The number of ICAP server threads is one of the primary ICAP server-side tunables, and recommendations vary widely across vendors and products. However, the  ‘too_busy’ status and 'failed to scan' ratio are useful in gauging whether a cluster’s ICAP server(s) are too busy to handle further requests.


Firstly, OneFS reports the status of ICAP servers connected to isi_avscan_d, and this can be dumped to a logfile and viewed using the following command:


# kill -USR2 `ps -auxw | grep -i avscan | grep -v grep | awk '{print $2}'`


All of the isi_avscan_d daemon’s state information is logged to the file /var/log/isi_avscan_d.log. The following CLI command can be used to parse the ICAP server status from this file. For example:


# cat /var/log/isi_avscan_d.log | grep “too_busy”

2020-01-08T23:15:22Z <3.6> tme-sandbox-3 isi_avscan_d[71792]: [0x80070ba00]    too_busy: true


If the ‘too_busy’ field is set to ‘true’, as above, this typically indicates that an ICAP server is overloaded, suggesting that there are insufficient ICAP servers for the workload.
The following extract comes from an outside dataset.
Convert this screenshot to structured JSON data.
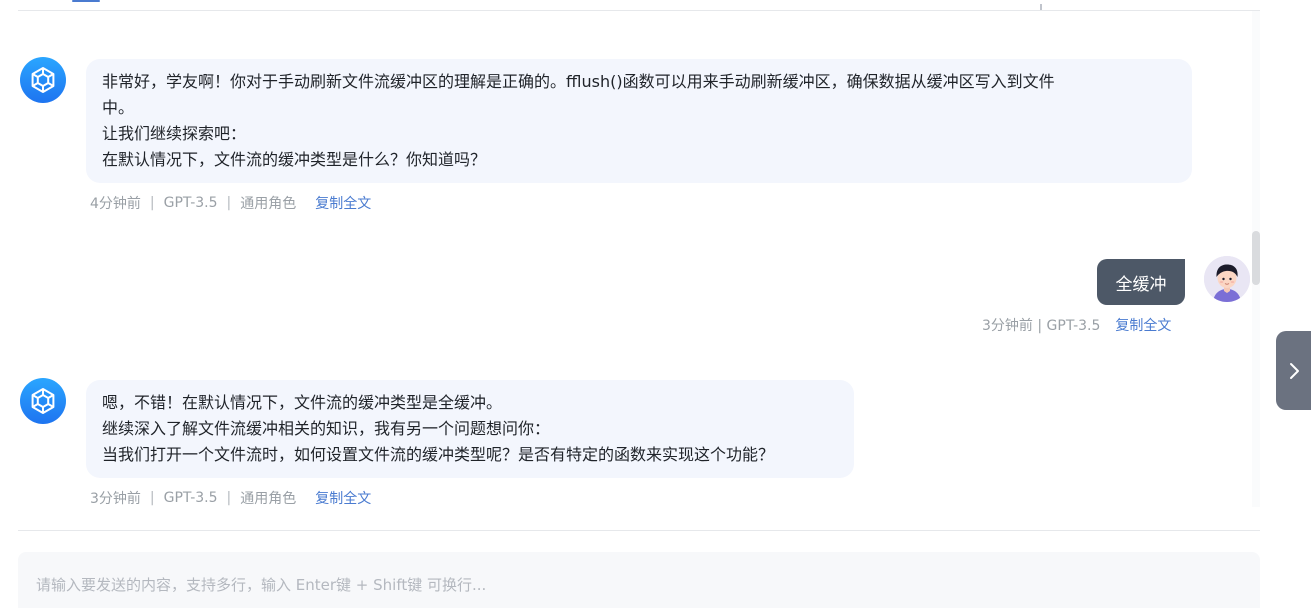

In this case, the recommendation is to add more ICAP servers until the too_busy state is reported as ‘false’ for all ICAP servers. Conversely, be aware that having an ICAP server to cluster node ratio that is too high can also lead to performance issues. This becomes more apparent on large clusters with a high rate of change.


Secondly, the ‘failed to scan’ ratio can be calculated from the ‘failed’ and ‘scanned’ stats available via the following sysctl command:


# sysctl efs.bam.av.stats | egrep -i 'failed|scanned'


The formula for determining the ‘failed to scan’ ratio is:


(‘Failed’ number / ‘Scanned’ number) x 100 = Failed to scan %


If this percentage is much above zero, consider adding additional ICAP servers, or increasing bandwidth to existing servers if they’re network-bound.